• _WHAT TO DO_
Set every entry below down once more, exactly as it stands, without images.

Records from a dataset:
══════════

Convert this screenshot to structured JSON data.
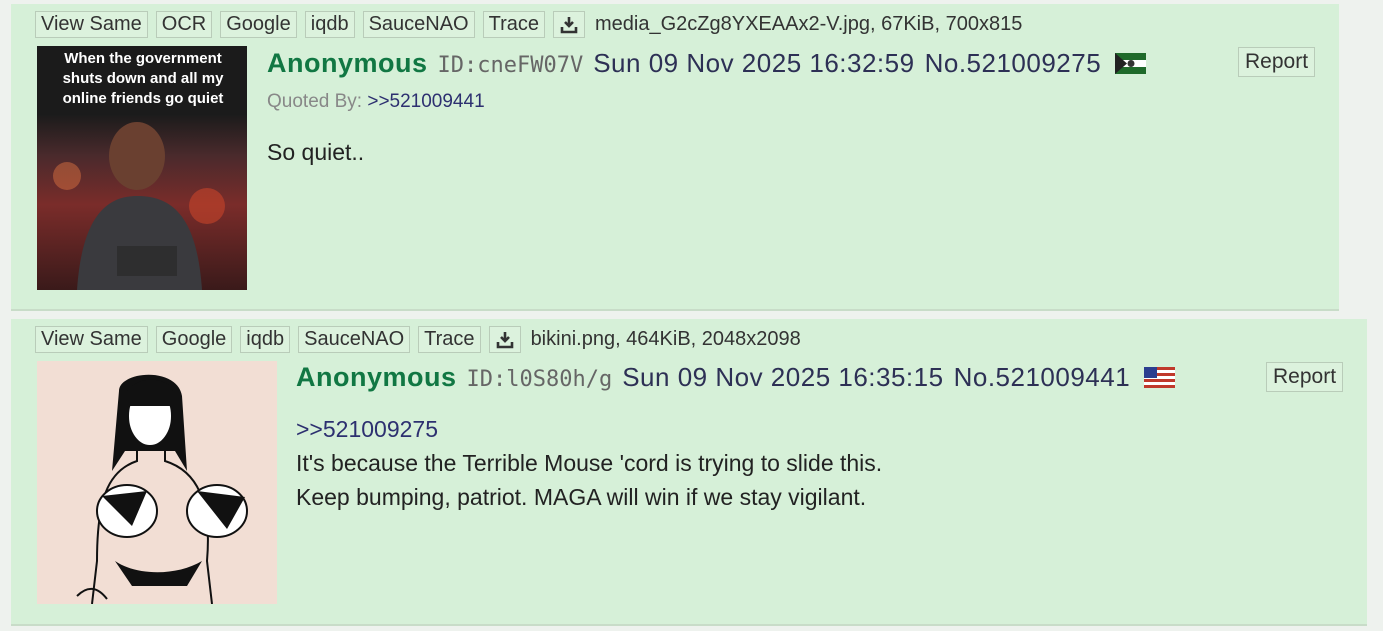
{
  "posts": [
    {
      "file_buttons": [
        "View Same",
        "OCR",
        "Google",
        "iqdb",
        "SauceNAO",
        "Trace"
      ],
      "file_info": "media_G2cZg8YXEAAx2-V.jpg, 67KiB, 700x815",
      "thumb_caption": "When the government shuts down and all my online friends go quiet",
      "name": "Anonymous",
      "id": "ID:cneFW07V",
      "datetime": "Sun 09 Nov 2025 16:32:59",
      "post_no": "No.521009275",
      "flag_icon": "flag-icon",
      "report": "Report",
      "quoted_by_label": "Quoted By:",
      "quoted_by_link": ">>521009441",
      "body_lines": [
        "So quiet.."
      ]
    },
    {
      "file_buttons": [
        "View Same",
        "Google",
        "iqdb",
        "SauceNAO",
        "Trace"
      ],
      "file_info": "bikini.png, 464KiB, 2048x2098",
      "name": "Anonymous",
      "id": "ID:l0S80h/g",
      "datetime": "Sun 09 Nov 2025 16:35:15",
      "post_no": "No.521009441",
      "flag_icon": "us-flag-icon",
      "report": "Report",
      "quote_link": ">>521009275",
      "body_lines": [
        "It's because the Terrible Mouse 'cord is trying to slide this.",
        "Keep bumping, patriot. MAGA will win if we stay vigilant."
      ]
    }
  ],
  "colors": {
    "post_bg": "#d6f0d8",
    "name": "#117743",
    "link": "#2d3070"
  }
}
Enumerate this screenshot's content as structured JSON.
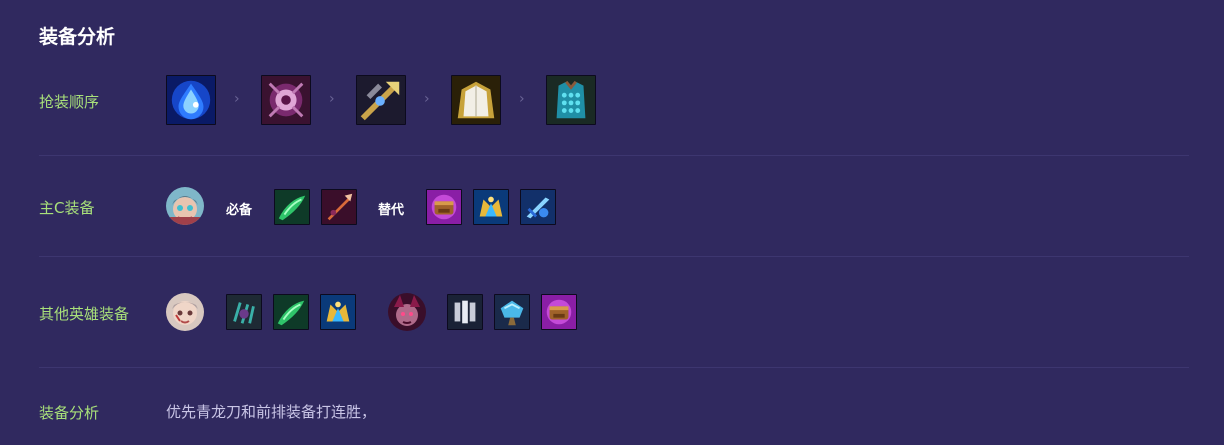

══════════

• _FINISHED TASK_
Convert this screenshot to structured JSON data.
{
  "posts": [
    {
      "file_buttons": [
        "View Same",
        "OCR",
        "Google",
        "iqdb",
        "SauceNAO",
        "Trace"
      ],
      "file_info": "media_G2cZg8YXEAAx2-V.jpg, 67KiB, 700x815",
      "thumb_caption": "When the government shuts down and all my online friends go quiet",
      "name": "Anonymous",
      "id": "ID:cneFW07V",
      "datetime": "Sun 09 Nov 2025 16:32:59",
      "post_no": "No.521009275",
      "flag_icon": "flag-icon",
      "report": "Report",
      "quoted_by_label": "Quoted By:",
      "quoted_by_link": ">>521009441",
      "body_lines": [
        "So quiet.."
      ]
    },
    {
      "file_buttons": [
        "View Same",
        "Google",
        "iqdb",
        "SauceNAO",
        "Trace"
      ],
      "file_info": "bikini.png, 464KiB, 2048x2098",
      "name": "Anonymous",
      "id": "ID:l0S80h/g",
      "datetime": "Sun 09 Nov 2025 16:35:15",
      "post_no": "No.521009441",
      "flag_icon": "us-flag-icon",
      "report": "Report",
      "quote_link": ">>521009275",
      "body_lines": [
        "It's because the Terrible Mouse 'cord is trying to slide this.",
        "Keep bumping, patriot. MAGA will win if we stay vigilant."
      ]
    }
  ],
  "colors": {
    "post_bg": "#d6f0d8",
    "name": "#117743",
    "link": "#2d3070"
  }
}
Enumerate this screenshot's content as structured JSON.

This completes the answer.